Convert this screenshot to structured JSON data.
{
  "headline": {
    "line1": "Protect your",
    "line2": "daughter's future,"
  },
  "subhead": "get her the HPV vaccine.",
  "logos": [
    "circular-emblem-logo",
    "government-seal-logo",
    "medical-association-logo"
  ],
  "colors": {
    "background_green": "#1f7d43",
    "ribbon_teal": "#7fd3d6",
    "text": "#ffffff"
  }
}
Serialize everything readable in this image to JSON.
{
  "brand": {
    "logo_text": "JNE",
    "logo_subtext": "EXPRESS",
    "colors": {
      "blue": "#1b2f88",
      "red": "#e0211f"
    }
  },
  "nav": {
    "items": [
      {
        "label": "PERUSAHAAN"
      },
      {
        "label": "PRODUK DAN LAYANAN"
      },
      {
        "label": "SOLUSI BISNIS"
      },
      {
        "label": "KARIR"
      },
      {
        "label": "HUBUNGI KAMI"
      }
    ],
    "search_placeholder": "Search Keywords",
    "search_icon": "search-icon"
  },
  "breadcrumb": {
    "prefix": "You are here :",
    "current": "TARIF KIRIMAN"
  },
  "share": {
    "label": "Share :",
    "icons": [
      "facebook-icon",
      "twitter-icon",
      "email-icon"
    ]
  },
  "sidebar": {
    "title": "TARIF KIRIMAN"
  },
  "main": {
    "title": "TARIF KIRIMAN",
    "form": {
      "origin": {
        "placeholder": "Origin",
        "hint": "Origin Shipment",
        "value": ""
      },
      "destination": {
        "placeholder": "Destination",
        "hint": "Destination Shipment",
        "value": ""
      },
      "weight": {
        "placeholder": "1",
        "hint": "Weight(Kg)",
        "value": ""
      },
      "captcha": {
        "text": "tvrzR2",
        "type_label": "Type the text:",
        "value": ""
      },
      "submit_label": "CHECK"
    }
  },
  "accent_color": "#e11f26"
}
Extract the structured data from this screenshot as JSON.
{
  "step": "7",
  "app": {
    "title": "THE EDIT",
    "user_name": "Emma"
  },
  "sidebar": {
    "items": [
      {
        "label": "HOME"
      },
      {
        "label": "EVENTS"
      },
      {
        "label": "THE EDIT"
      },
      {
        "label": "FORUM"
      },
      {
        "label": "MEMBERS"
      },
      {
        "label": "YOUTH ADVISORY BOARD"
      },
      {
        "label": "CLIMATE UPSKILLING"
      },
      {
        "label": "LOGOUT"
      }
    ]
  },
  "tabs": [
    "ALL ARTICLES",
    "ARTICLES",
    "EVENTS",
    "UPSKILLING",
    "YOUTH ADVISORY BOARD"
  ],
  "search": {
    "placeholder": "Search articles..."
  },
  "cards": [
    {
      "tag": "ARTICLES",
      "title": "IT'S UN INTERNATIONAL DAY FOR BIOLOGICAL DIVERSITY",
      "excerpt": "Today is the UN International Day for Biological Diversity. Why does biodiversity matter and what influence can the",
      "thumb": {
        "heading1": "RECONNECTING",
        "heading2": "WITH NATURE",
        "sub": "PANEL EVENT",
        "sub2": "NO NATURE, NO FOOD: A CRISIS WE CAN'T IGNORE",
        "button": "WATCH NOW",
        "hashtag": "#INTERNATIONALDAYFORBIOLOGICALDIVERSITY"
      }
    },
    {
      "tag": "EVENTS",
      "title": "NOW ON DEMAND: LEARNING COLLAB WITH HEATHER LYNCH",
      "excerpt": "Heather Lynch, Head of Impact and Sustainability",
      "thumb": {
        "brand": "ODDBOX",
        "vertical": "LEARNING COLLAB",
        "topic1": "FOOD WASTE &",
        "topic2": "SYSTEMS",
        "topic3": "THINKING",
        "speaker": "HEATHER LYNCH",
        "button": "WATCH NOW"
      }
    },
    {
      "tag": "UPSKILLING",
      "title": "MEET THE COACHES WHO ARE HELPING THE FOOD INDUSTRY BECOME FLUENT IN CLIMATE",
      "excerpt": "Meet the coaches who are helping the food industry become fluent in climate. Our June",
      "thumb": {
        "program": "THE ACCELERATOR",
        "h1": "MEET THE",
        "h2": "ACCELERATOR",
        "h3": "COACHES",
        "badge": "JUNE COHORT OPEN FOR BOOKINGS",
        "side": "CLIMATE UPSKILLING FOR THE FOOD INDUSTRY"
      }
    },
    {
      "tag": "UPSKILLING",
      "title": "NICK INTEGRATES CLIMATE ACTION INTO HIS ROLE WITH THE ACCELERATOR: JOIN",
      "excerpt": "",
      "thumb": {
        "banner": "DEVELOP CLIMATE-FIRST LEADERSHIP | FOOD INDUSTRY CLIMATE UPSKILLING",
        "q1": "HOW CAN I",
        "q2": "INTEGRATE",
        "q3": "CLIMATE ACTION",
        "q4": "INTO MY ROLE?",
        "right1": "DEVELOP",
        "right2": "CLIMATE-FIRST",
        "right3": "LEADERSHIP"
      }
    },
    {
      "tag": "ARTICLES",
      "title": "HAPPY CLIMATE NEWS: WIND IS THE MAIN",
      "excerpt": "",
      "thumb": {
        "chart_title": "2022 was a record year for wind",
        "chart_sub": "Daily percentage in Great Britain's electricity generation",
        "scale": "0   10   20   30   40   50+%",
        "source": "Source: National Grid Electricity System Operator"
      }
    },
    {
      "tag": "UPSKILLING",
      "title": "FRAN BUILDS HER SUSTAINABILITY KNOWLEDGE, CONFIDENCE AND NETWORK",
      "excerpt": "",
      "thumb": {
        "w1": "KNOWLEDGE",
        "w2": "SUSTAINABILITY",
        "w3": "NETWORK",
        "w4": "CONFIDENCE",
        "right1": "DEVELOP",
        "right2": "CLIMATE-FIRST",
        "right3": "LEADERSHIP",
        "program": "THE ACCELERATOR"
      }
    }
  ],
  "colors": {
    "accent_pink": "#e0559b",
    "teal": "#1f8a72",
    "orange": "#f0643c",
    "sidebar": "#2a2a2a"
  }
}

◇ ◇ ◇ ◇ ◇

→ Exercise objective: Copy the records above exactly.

→ Task result:
Convert this screenshot to structured JSON data.
{
  "headline": {
    "line1": "Protect your",
    "line2": "daughter's future,"
  },
  "subhead": "get her the HPV vaccine.",
  "logos": [
    "circular-emblem-logo",
    "government-seal-logo",
    "medical-association-logo"
  ],
  "colors": {
    "background_green": "#1f7d43",
    "ribbon_teal": "#7fd3d6",
    "text": "#ffffff"
  }
}
Serialize everything readable in this image to JSON.
{
  "brand": {
    "logo_text": "JNE",
    "logo_subtext": "EXPRESS",
    "colors": {
      "blue": "#1b2f88",
      "red": "#e0211f"
    }
  },
  "nav": {
    "items": [
      {
        "label": "PERUSAHAAN"
      },
      {
        "label": "PRODUK DAN LAYANAN"
      },
      {
        "label": "SOLUSI BISNIS"
      },
      {
        "label": "KARIR"
      },
      {
        "label": "HUBUNGI KAMI"
      }
    ],
    "search_placeholder": "Search Keywords",
    "search_icon": "search-icon"
  },
  "breadcrumb": {
    "prefix": "You are here :",
    "current": "TARIF KIRIMAN"
  },
  "share": {
    "label": "Share :",
    "icons": [
      "facebook-icon",
      "twitter-icon",
      "email-icon"
    ]
  },
  "sidebar": {
    "title": "TARIF KIRIMAN"
  },
  "main": {
    "title": "TARIF KIRIMAN",
    "form": {
      "origin": {
        "placeholder": "Origin",
        "hint": "Origin Shipment",
        "value": ""
      },
      "destination": {
        "placeholder": "Destination",
        "hint": "Destination Shipment",
        "value": ""
      },
      "weight": {
        "placeholder": "1",
        "hint": "Weight(Kg)",
        "value": ""
      },
      "captcha": {
        "text": "tvrzR2",
        "type_label": "Type the text:",
        "value": ""
      },
      "submit_label": "CHECK"
    }
  },
  "accent_color": "#e11f26"
}
Extract the structured data from this screenshot as JSON.
{
  "step": "7",
  "app": {
    "title": "THE EDIT",
    "user_name": "Emma"
  },
  "sidebar": {
    "items": [
      {
        "label": "HOME"
      },
      {
        "label": "EVENTS"
      },
      {
        "label": "THE EDIT"
      },
      {
        "label": "FORUM"
      },
      {
        "label": "MEMBERS"
      },
      {
        "label": "YOUTH ADVISORY BOARD"
      },
      {
        "label": "CLIMATE UPSKILLING"
      },
      {
        "label": "LOGOUT"
      }
    ]
  },
  "tabs": [
    "ALL ARTICLES",
    "ARTICLES",
    "EVENTS",
    "UPSKILLING",
    "YOUTH ADVISORY BOARD"
  ],
  "search": {
    "placeholder": "Search articles..."
  },
  "cards": [
    {
      "tag": "ARTICLES",
      "title": "IT'S UN INTERNATIONAL DAY FOR BIOLOGICAL DIVERSITY",
      "excerpt": "Today is the UN International Day for Biological Diversity. Why does biodiversity matter and what influence can the",
      "thumb": {
        "heading1": "RECONNECTING",
        "heading2": "WITH NATURE",
        "sub": "PANEL EVENT",
        "sub2": "NO NATURE, NO FOOD: A CRISIS WE CAN'T IGNORE",
        "button": "WATCH NOW",
        "hashtag": "#INTERNATIONALDAYFORBIOLOGICALDIVERSITY"
      }
    },
    {
      "tag": "EVENTS",
      "title": "NOW ON DEMAND: LEARNING COLLAB WITH HEATHER LYNCH",
      "excerpt": "Heather Lynch, Head of Impact and Sustainability",
      "thumb": {
        "brand": "ODDBOX",
        "vertical": "LEARNING COLLAB",
        "topic1": "FOOD WASTE &",
        "topic2": "SYSTEMS",
        "topic3": "THINKING",
        "speaker": "HEATHER LYNCH",
        "button": "WATCH NOW"
      }
    },
    {
      "tag": "UPSKILLING",
      "title": "MEET THE COACHES WHO ARE HELPING THE FOOD INDUSTRY BECOME FLUENT IN CLIMATE",
      "excerpt": "Meet the coaches who are helping the food industry become fluent in climate. Our June",
      "thumb": {
        "program": "THE ACCELERATOR",
        "h1": "MEET THE",
        "h2": "ACCELERATOR",
        "h3": "COACHES",
        "badge": "JUNE COHORT OPEN FOR BOOKINGS",
        "side": "CLIMATE UPSKILLING FOR THE FOOD INDUSTRY"
      }
    },
    {
      "tag": "UPSKILLING",
      "title": "NICK INTEGRATES CLIMATE ACTION INTO HIS ROLE WITH THE ACCELERATOR: JOIN",
      "excerpt": "",
      "thumb": {
        "banner": "DEVELOP CLIMATE-FIRST LEADERSHIP | FOOD INDUSTRY CLIMATE UPSKILLING",
        "q1": "HOW CAN I",
        "q2": "INTEGRATE",
        "q3": "CLIMATE ACTION",
        "q4": "INTO MY ROLE?",
        "right1": "DEVELOP",
        "right2": "CLIMATE-FIRST",
        "right3": "LEADERSHIP"
      }
    },
    {
      "tag": "ARTICLES",
      "title": "HAPPY CLIMATE NEWS: WIND IS THE MAIN",
      "excerpt": "",
      "thumb": {
        "chart_title": "2022 was a record year for wind",
        "chart_sub": "Daily percentage in Great Britain's electricity generation",
        "scale": "0   10   20   30   40   50+%",
        "source": "Source: National Grid Electricity System Operator"
      }
    },
    {
      "tag": "UPSKILLING",
      "title": "FRAN BUILDS HER SUSTAINABILITY KNOWLEDGE, CONFIDENCE AND NETWORK",
      "excerpt": "",
      "thumb": {
        "w1": "KNOWLEDGE",
        "w2": "SUSTAINABILITY",
        "w3": "NETWORK",
        "w4": "CONFIDENCE",
        "right1": "DEVELOP",
        "right2": "CLIMATE-FIRST",
        "right3": "LEADERSHIP",
        "program": "THE ACCELERATOR"
      }
    }
  ],
  "colors": {
    "accent_pink": "#e0559b",
    "teal": "#1f8a72",
    "orange": "#f0643c",
    "sidebar": "#2a2a2a"
  }
}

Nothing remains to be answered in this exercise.